** Materials provided follows **

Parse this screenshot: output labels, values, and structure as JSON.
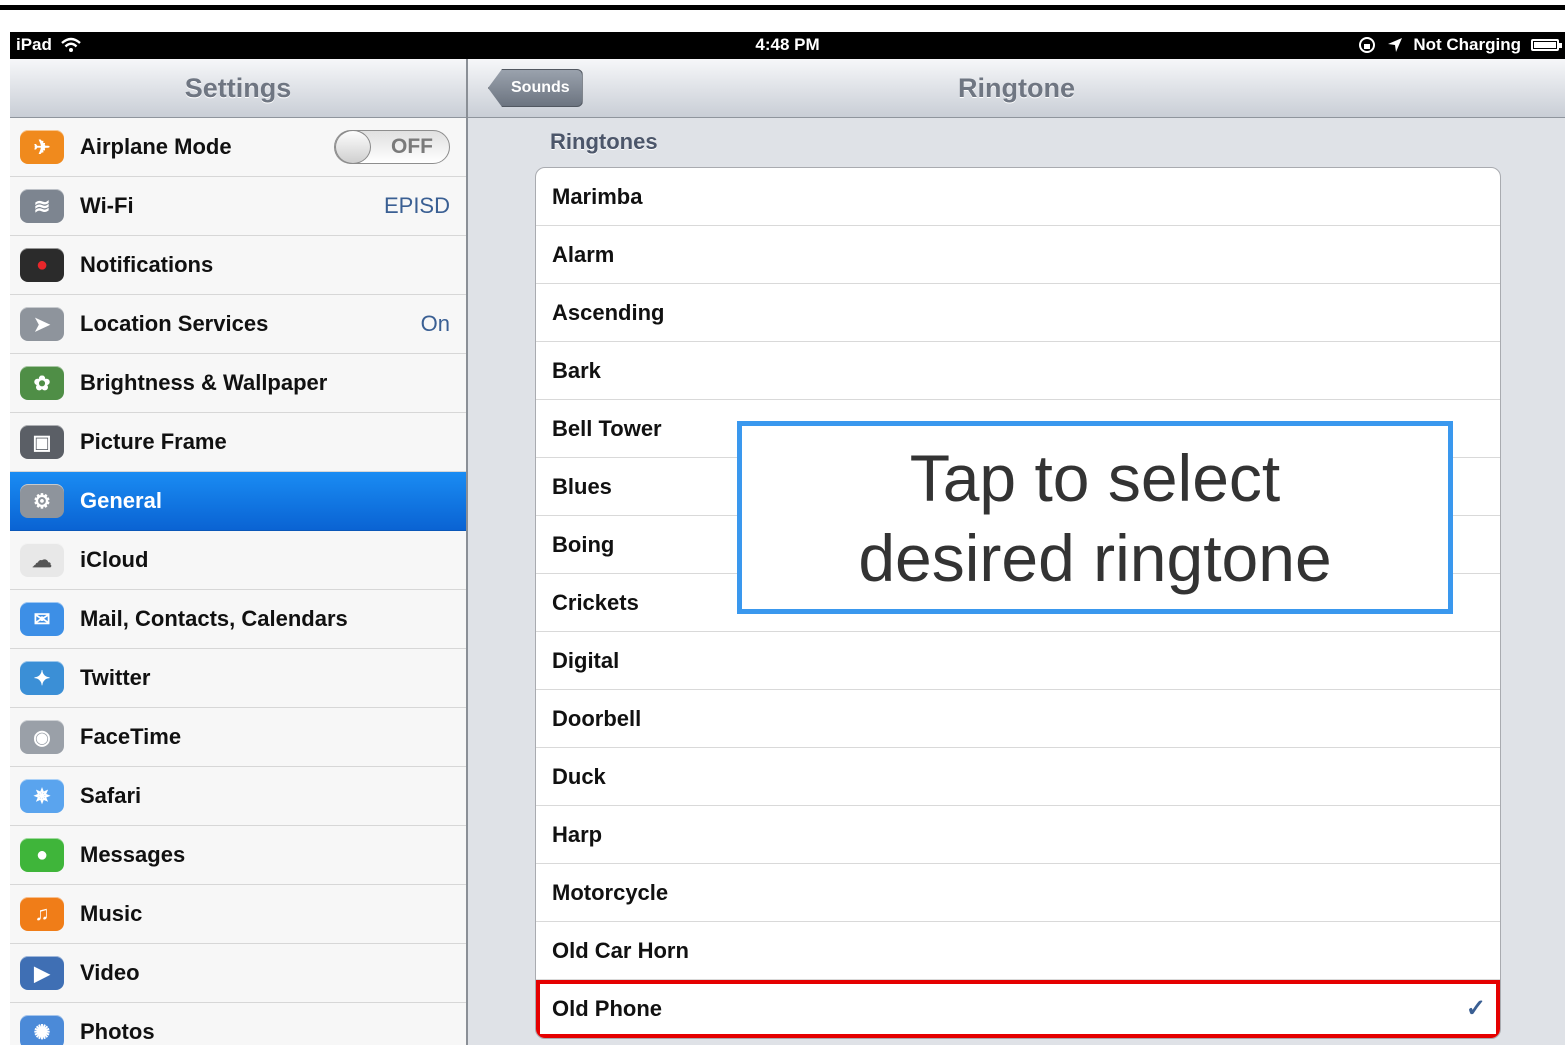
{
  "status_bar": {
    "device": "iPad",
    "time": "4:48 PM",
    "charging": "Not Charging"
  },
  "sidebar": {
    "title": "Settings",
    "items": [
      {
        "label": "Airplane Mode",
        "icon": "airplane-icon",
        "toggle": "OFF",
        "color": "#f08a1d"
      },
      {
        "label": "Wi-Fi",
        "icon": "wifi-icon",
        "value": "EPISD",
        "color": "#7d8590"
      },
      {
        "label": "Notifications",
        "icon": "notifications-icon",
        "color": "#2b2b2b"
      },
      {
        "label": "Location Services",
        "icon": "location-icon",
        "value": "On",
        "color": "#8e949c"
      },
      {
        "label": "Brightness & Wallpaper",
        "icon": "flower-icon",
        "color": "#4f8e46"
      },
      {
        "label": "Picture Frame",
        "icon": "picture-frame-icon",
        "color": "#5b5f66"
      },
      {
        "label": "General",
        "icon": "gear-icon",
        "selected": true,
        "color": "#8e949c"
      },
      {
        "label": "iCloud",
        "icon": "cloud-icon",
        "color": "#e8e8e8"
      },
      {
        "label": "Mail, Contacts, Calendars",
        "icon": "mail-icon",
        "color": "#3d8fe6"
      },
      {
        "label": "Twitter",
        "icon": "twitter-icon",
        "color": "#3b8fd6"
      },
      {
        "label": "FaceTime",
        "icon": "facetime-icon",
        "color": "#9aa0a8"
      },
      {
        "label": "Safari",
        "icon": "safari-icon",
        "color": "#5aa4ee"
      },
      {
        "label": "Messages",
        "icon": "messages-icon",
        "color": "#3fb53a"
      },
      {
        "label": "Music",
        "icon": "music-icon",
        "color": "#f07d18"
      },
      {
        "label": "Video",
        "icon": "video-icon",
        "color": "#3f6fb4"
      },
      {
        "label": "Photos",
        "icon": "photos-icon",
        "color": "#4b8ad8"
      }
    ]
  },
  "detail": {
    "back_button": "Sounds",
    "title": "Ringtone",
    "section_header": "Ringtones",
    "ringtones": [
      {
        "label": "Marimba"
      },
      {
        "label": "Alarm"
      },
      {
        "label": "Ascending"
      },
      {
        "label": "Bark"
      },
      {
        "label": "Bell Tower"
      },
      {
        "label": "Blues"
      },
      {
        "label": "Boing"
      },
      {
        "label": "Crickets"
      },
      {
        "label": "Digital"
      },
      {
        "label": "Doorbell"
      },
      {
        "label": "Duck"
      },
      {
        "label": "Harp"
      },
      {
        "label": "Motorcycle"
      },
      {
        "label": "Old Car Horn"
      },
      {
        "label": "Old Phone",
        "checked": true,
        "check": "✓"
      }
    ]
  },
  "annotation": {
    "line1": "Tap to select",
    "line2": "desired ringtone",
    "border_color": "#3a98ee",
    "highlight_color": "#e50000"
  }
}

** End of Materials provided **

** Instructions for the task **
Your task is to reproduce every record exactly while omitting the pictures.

** Solution below **
Parse this screenshot: output labels, values, and structure as JSON.
{
  "status_bar": {
    "device": "iPad",
    "time": "4:48 PM",
    "charging": "Not Charging"
  },
  "sidebar": {
    "title": "Settings",
    "items": [
      {
        "label": "Airplane Mode",
        "icon": "airplane-icon",
        "toggle": "OFF",
        "color": "#f08a1d"
      },
      {
        "label": "Wi-Fi",
        "icon": "wifi-icon",
        "value": "EPISD",
        "color": "#7d8590"
      },
      {
        "label": "Notifications",
        "icon": "notifications-icon",
        "color": "#2b2b2b"
      },
      {
        "label": "Location Services",
        "icon": "location-icon",
        "value": "On",
        "color": "#8e949c"
      },
      {
        "label": "Brightness & Wallpaper",
        "icon": "flower-icon",
        "color": "#4f8e46"
      },
      {
        "label": "Picture Frame",
        "icon": "picture-frame-icon",
        "color": "#5b5f66"
      },
      {
        "label": "General",
        "icon": "gear-icon",
        "selected": true,
        "color": "#8e949c"
      },
      {
        "label": "iCloud",
        "icon": "cloud-icon",
        "color": "#e8e8e8"
      },
      {
        "label": "Mail, Contacts, Calendars",
        "icon": "mail-icon",
        "color": "#3d8fe6"
      },
      {
        "label": "Twitter",
        "icon": "twitter-icon",
        "color": "#3b8fd6"
      },
      {
        "label": "FaceTime",
        "icon": "facetime-icon",
        "color": "#9aa0a8"
      },
      {
        "label": "Safari",
        "icon": "safari-icon",
        "color": "#5aa4ee"
      },
      {
        "label": "Messages",
        "icon": "messages-icon",
        "color": "#3fb53a"
      },
      {
        "label": "Music",
        "icon": "music-icon",
        "color": "#f07d18"
      },
      {
        "label": "Video",
        "icon": "video-icon",
        "color": "#3f6fb4"
      },
      {
        "label": "Photos",
        "icon": "photos-icon",
        "color": "#4b8ad8"
      }
    ]
  },
  "detail": {
    "back_button": "Sounds",
    "title": "Ringtone",
    "section_header": "Ringtones",
    "ringtones": [
      {
        "label": "Marimba"
      },
      {
        "label": "Alarm"
      },
      {
        "label": "Ascending"
      },
      {
        "label": "Bark"
      },
      {
        "label": "Bell Tower"
      },
      {
        "label": "Blues"
      },
      {
        "label": "Boing"
      },
      {
        "label": "Crickets"
      },
      {
        "label": "Digital"
      },
      {
        "label": "Doorbell"
      },
      {
        "label": "Duck"
      },
      {
        "label": "Harp"
      },
      {
        "label": "Motorcycle"
      },
      {
        "label": "Old Car Horn"
      },
      {
        "label": "Old Phone",
        "checked": true,
        "check": "✓"
      }
    ]
  },
  "annotation": {
    "line1": "Tap to select",
    "line2": "desired ringtone",
    "border_color": "#3a98ee",
    "highlight_color": "#e50000"
  }
}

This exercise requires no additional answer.